Data to process
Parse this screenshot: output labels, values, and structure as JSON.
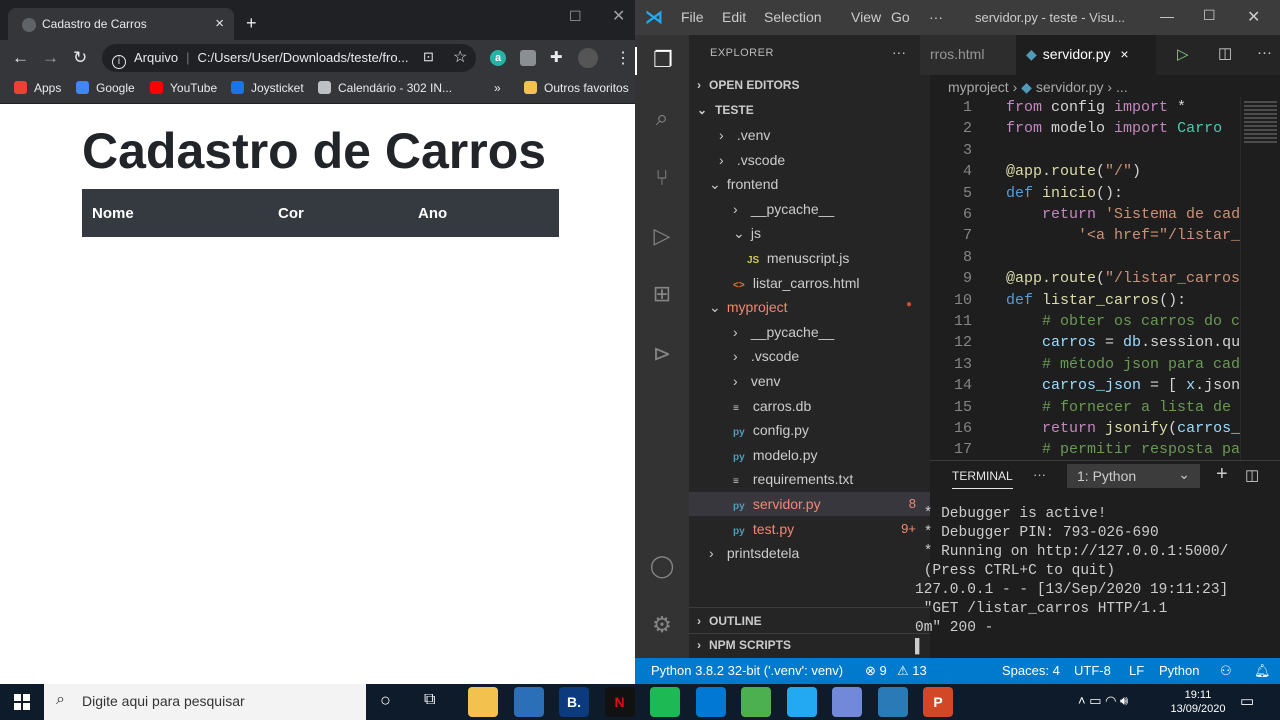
{
  "chrome": {
    "tab_title": "Cadastro de Carros",
    "new_tab": "+",
    "address_prefix": "Arquivo",
    "address_url": "C:/Users/User/Downloads/teste/fro...",
    "bookmarks": [
      {
        "label": "Apps",
        "color": "#ea4335"
      },
      {
        "label": "Google",
        "color": "#4285f4"
      },
      {
        "label": "YouTube",
        "color": "#ff0000"
      },
      {
        "label": "Joysticket",
        "color": "#1a73e8"
      },
      {
        "label": "Calendário - 302 IN...",
        "color": "#bdc1c6"
      }
    ],
    "more_bookmarks": "»",
    "other_favorites": "Outros favoritos"
  },
  "page": {
    "title": "Cadastro de Carros",
    "table_headers": [
      "Nome",
      "Cor",
      "Ano"
    ]
  },
  "vscode": {
    "menu": [
      "File",
      "Edit",
      "Selection",
      "View",
      "Go",
      "···"
    ],
    "window_title": "servidor.py - teste - Visu...",
    "explorer_label": "EXPLORER",
    "explorer_more": "···",
    "sections": {
      "open_editors": "OPEN EDITORS",
      "workspace": "TESTE",
      "outline": "OUTLINE",
      "npm": "NPM SCRIPTS"
    },
    "tree": [
      {
        "label": ".venv",
        "chev": "›",
        "indent": 0
      },
      {
        "label": ".vscode",
        "chev": "›",
        "indent": 0
      },
      {
        "label": "frontend",
        "chev": "⌄",
        "indent": -1
      },
      {
        "label": "__pycache__",
        "chev": "›",
        "indent": 1
      },
      {
        "label": "js",
        "chev": "⌄",
        "indent": 1
      },
      {
        "label": "menuscript.js",
        "chev": "",
        "indent": 2,
        "icon": "JS",
        "icon_color": "#cbcb41"
      },
      {
        "label": "listar_carros.html",
        "chev": "",
        "indent": 1,
        "icon": "<>",
        "icon_color": "#e37933"
      },
      {
        "label": "myproject",
        "chev": "⌄",
        "indent": -1,
        "color": "#f48771",
        "badge": "●",
        "badge_color": "#c74e39"
      },
      {
        "label": "__pycache__",
        "chev": "›",
        "indent": 1
      },
      {
        "label": ".vscode",
        "chev": "›",
        "indent": 1
      },
      {
        "label": "venv",
        "chev": "›",
        "indent": 1
      },
      {
        "label": "carros.db",
        "chev": "",
        "indent": 1,
        "icon": "≡",
        "icon_color": "#ccc"
      },
      {
        "label": "config.py",
        "chev": "",
        "indent": 1,
        "icon": "py",
        "icon_color": "#519aba"
      },
      {
        "label": "modelo.py",
        "chev": "",
        "indent": 1,
        "icon": "py",
        "icon_color": "#519aba"
      },
      {
        "label": "requirements.txt",
        "chev": "",
        "indent": 1,
        "icon": "≡",
        "icon_color": "#ccc"
      },
      {
        "label": "servidor.py",
        "chev": "",
        "indent": 1,
        "icon": "py",
        "icon_color": "#519aba",
        "color": "#f48771",
        "badge": "8",
        "badge_color": "#f48771",
        "selected": true
      },
      {
        "label": "test.py",
        "chev": "",
        "indent": 1,
        "icon": "py",
        "icon_color": "#519aba",
        "color": "#f48771",
        "badge": "9+",
        "badge_color": "#f48771"
      },
      {
        "label": "printsdetela",
        "chev": "›",
        "indent": -1
      }
    ],
    "tabs": {
      "prev": "rros.html",
      "active": "servidor.py",
      "close": "×"
    },
    "breadcrumb": {
      "folder": "myproject",
      "sep": "›",
      "file": "servidor.py",
      "tail": "› ..."
    },
    "code": [
      {
        "n": "1",
        "html": "<span class='kw'>from</span> config <span class='kw'>import</span> *"
      },
      {
        "n": "2",
        "html": "<span class='kw'>from</span> modelo <span class='kw'>import</span> <span class='cl'>Carro</span>"
      },
      {
        "n": "3",
        "html": ""
      },
      {
        "n": "4",
        "html": "<span class='fn'>@app.route</span>(<span class='st'>\"/\"</span>)"
      },
      {
        "n": "5",
        "html": "<span class='kb'>def</span> <span class='fn'>inicio</span>():"
      },
      {
        "n": "6",
        "html": "    <span class='kw'>return</span> <span class='st'>'Sistema de cada</span>"
      },
      {
        "n": "7",
        "html": "        <span class='st'>'&lt;a href=\"/listar_c</span>"
      },
      {
        "n": "8",
        "html": ""
      },
      {
        "n": "9",
        "html": "<span class='fn'>@app.route</span>(<span class='st'>\"/listar_carros\"</span>"
      },
      {
        "n": "10",
        "html": "<span class='kb'>def</span> <span class='fn'>listar_carros</span>():"
      },
      {
        "n": "11",
        "html": "    <span class='cm'># obter os carros do ca</span>"
      },
      {
        "n": "12",
        "html": "    <span class='vr'>carros</span> = <span class='vr'>db</span>.session.que"
      },
      {
        "n": "13",
        "html": "    <span class='cm'># método json para cada</span>"
      },
      {
        "n": "14",
        "html": "    <span class='vr'>carros_json</span> = [ <span class='vr'>x</span>.json("
      },
      {
        "n": "15",
        "html": "    <span class='cm'># fornecer a lista de c</span>"
      },
      {
        "n": "16",
        "html": "    <span class='kw'>return</span> <span class='fn'>jsonify</span>(<span class='vr'>carros_j</span>"
      },
      {
        "n": "17",
        "html": "    <span class='cm'># permitir resposta par</span>"
      }
    ],
    "terminal": {
      "tab": "TERMINAL",
      "more": "···",
      "dropdown": "1: Python",
      "output": [
        " * Debugger is active!",
        " * Debugger PIN: 793-026-690",
        " * Running on http://127.0.0.1:5000/",
        " (Press CTRL+C to quit)",
        "127.0.0.1 - - [13/Sep/2020 19:11:23]",
        " \"GET /listar_carros HTTP/1.1",
        "0m\" 200 -",
        "▌"
      ]
    },
    "status": {
      "python": "Python 3.8.2 32-bit ('.venv': venv)",
      "errors": "⊗ 9",
      "warnings": "⚠ 13",
      "spaces": "Spaces: 4",
      "encoding": "UTF-8",
      "eol": "LF",
      "language": "Python"
    }
  },
  "taskbar": {
    "search_placeholder": "Digite aqui para pesquisar",
    "time": "19:11",
    "date": "13/09/2020",
    "apps": [
      {
        "name": "file-explorer-icon",
        "color": "#f2c14e"
      },
      {
        "name": "store-icon",
        "color": "#2b6fb8"
      },
      {
        "name": "booking-icon",
        "color": "#0b3a7e",
        "text": "B."
      },
      {
        "name": "netflix-icon",
        "color": "#111",
        "text": "N",
        "fg": "#e50914"
      },
      {
        "name": "spotify-icon",
        "color": "#1db954"
      },
      {
        "name": "mail-icon",
        "color": "#0078d4"
      },
      {
        "name": "chrome-icon",
        "color": "#4caf50"
      },
      {
        "name": "vscode-icon",
        "color": "#23a9f2"
      },
      {
        "name": "discord-icon",
        "color": "#7289da"
      },
      {
        "name": "photos-icon",
        "color": "#2a7ab8"
      },
      {
        "name": "powerpoint-icon",
        "color": "#d24726",
        "text": "P"
      }
    ]
  }
}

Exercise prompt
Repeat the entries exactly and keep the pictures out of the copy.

Task answer
Parse this screenshot: output labels, values, and structure as JSON.
{
  "chrome": {
    "tab_title": "Cadastro de Carros",
    "new_tab": "+",
    "address_prefix": "Arquivo",
    "address_url": "C:/Users/User/Downloads/teste/fro...",
    "bookmarks": [
      {
        "label": "Apps",
        "color": "#ea4335"
      },
      {
        "label": "Google",
        "color": "#4285f4"
      },
      {
        "label": "YouTube",
        "color": "#ff0000"
      },
      {
        "label": "Joysticket",
        "color": "#1a73e8"
      },
      {
        "label": "Calendário - 302 IN...",
        "color": "#bdc1c6"
      }
    ],
    "more_bookmarks": "»",
    "other_favorites": "Outros favoritos"
  },
  "page": {
    "title": "Cadastro de Carros",
    "table_headers": [
      "Nome",
      "Cor",
      "Ano"
    ]
  },
  "vscode": {
    "menu": [
      "File",
      "Edit",
      "Selection",
      "View",
      "Go",
      "···"
    ],
    "window_title": "servidor.py - teste - Visu...",
    "explorer_label": "EXPLORER",
    "explorer_more": "···",
    "sections": {
      "open_editors": "OPEN EDITORS",
      "workspace": "TESTE",
      "outline": "OUTLINE",
      "npm": "NPM SCRIPTS"
    },
    "tree": [
      {
        "label": ".venv",
        "chev": "›",
        "indent": 0
      },
      {
        "label": ".vscode",
        "chev": "›",
        "indent": 0
      },
      {
        "label": "frontend",
        "chev": "⌄",
        "indent": -1
      },
      {
        "label": "__pycache__",
        "chev": "›",
        "indent": 1
      },
      {
        "label": "js",
        "chev": "⌄",
        "indent": 1
      },
      {
        "label": "menuscript.js",
        "chev": "",
        "indent": 2,
        "icon": "JS",
        "icon_color": "#cbcb41"
      },
      {
        "label": "listar_carros.html",
        "chev": "",
        "indent": 1,
        "icon": "<>",
        "icon_color": "#e37933"
      },
      {
        "label": "myproject",
        "chev": "⌄",
        "indent": -1,
        "color": "#f48771",
        "badge": "●",
        "badge_color": "#c74e39"
      },
      {
        "label": "__pycache__",
        "chev": "›",
        "indent": 1
      },
      {
        "label": ".vscode",
        "chev": "›",
        "indent": 1
      },
      {
        "label": "venv",
        "chev": "›",
        "indent": 1
      },
      {
        "label": "carros.db",
        "chev": "",
        "indent": 1,
        "icon": "≡",
        "icon_color": "#ccc"
      },
      {
        "label": "config.py",
        "chev": "",
        "indent": 1,
        "icon": "py",
        "icon_color": "#519aba"
      },
      {
        "label": "modelo.py",
        "chev": "",
        "indent": 1,
        "icon": "py",
        "icon_color": "#519aba"
      },
      {
        "label": "requirements.txt",
        "chev": "",
        "indent": 1,
        "icon": "≡",
        "icon_color": "#ccc"
      },
      {
        "label": "servidor.py",
        "chev": "",
        "indent": 1,
        "icon": "py",
        "icon_color": "#519aba",
        "color": "#f48771",
        "badge": "8",
        "badge_color": "#f48771",
        "selected": true
      },
      {
        "label": "test.py",
        "chev": "",
        "indent": 1,
        "icon": "py",
        "icon_color": "#519aba",
        "color": "#f48771",
        "badge": "9+",
        "badge_color": "#f48771"
      },
      {
        "label": "printsdetela",
        "chev": "›",
        "indent": -1
      }
    ],
    "tabs": {
      "prev": "rros.html",
      "active": "servidor.py",
      "close": "×"
    },
    "breadcrumb": {
      "folder": "myproject",
      "sep": "›",
      "file": "servidor.py",
      "tail": "› ..."
    },
    "code": [
      {
        "n": "1",
        "html": "<span class='kw'>from</span> config <span class='kw'>import</span> *"
      },
      {
        "n": "2",
        "html": "<span class='kw'>from</span> modelo <span class='kw'>import</span> <span class='cl'>Carro</span>"
      },
      {
        "n": "3",
        "html": ""
      },
      {
        "n": "4",
        "html": "<span class='fn'>@app.route</span>(<span class='st'>\"/\"</span>)"
      },
      {
        "n": "5",
        "html": "<span class='kb'>def</span> <span class='fn'>inicio</span>():"
      },
      {
        "n": "6",
        "html": "    <span class='kw'>return</span> <span class='st'>'Sistema de cada</span>"
      },
      {
        "n": "7",
        "html": "        <span class='st'>'&lt;a href=\"/listar_c</span>"
      },
      {
        "n": "8",
        "html": ""
      },
      {
        "n": "9",
        "html": "<span class='fn'>@app.route</span>(<span class='st'>\"/listar_carros\"</span>"
      },
      {
        "n": "10",
        "html": "<span class='kb'>def</span> <span class='fn'>listar_carros</span>():"
      },
      {
        "n": "11",
        "html": "    <span class='cm'># obter os carros do ca</span>"
      },
      {
        "n": "12",
        "html": "    <span class='vr'>carros</span> = <span class='vr'>db</span>.session.que"
      },
      {
        "n": "13",
        "html": "    <span class='cm'># método json para cada</span>"
      },
      {
        "n": "14",
        "html": "    <span class='vr'>carros_json</span> = [ <span class='vr'>x</span>.json("
      },
      {
        "n": "15",
        "html": "    <span class='cm'># fornecer a lista de c</span>"
      },
      {
        "n": "16",
        "html": "    <span class='kw'>return</span> <span class='fn'>jsonify</span>(<span class='vr'>carros_j</span>"
      },
      {
        "n": "17",
        "html": "    <span class='cm'># permitir resposta par</span>"
      }
    ],
    "terminal": {
      "tab": "TERMINAL",
      "more": "···",
      "dropdown": "1: Python",
      "output": [
        " * Debugger is active!",
        " * Debugger PIN: 793-026-690",
        " * Running on http://127.0.0.1:5000/",
        " (Press CTRL+C to quit)",
        "127.0.0.1 - - [13/Sep/2020 19:11:23]",
        " \"GET /listar_carros HTTP/1.1",
        "0m\" 200 -",
        "▌"
      ]
    },
    "status": {
      "python": "Python 3.8.2 32-bit ('.venv': venv)",
      "errors": "⊗ 9",
      "warnings": "⚠ 13",
      "spaces": "Spaces: 4",
      "encoding": "UTF-8",
      "eol": "LF",
      "language": "Python"
    }
  },
  "taskbar": {
    "search_placeholder": "Digite aqui para pesquisar",
    "time": "19:11",
    "date": "13/09/2020",
    "apps": [
      {
        "name": "file-explorer-icon",
        "color": "#f2c14e"
      },
      {
        "name": "store-icon",
        "color": "#2b6fb8"
      },
      {
        "name": "booking-icon",
        "color": "#0b3a7e",
        "text": "B."
      },
      {
        "name": "netflix-icon",
        "color": "#111",
        "text": "N",
        "fg": "#e50914"
      },
      {
        "name": "spotify-icon",
        "color": "#1db954"
      },
      {
        "name": "mail-icon",
        "color": "#0078d4"
      },
      {
        "name": "chrome-icon",
        "color": "#4caf50"
      },
      {
        "name": "vscode-icon",
        "color": "#23a9f2"
      },
      {
        "name": "discord-icon",
        "color": "#7289da"
      },
      {
        "name": "photos-icon",
        "color": "#2a7ab8"
      },
      {
        "name": "powerpoint-icon",
        "color": "#d24726",
        "text": "P"
      }
    ]
  }
}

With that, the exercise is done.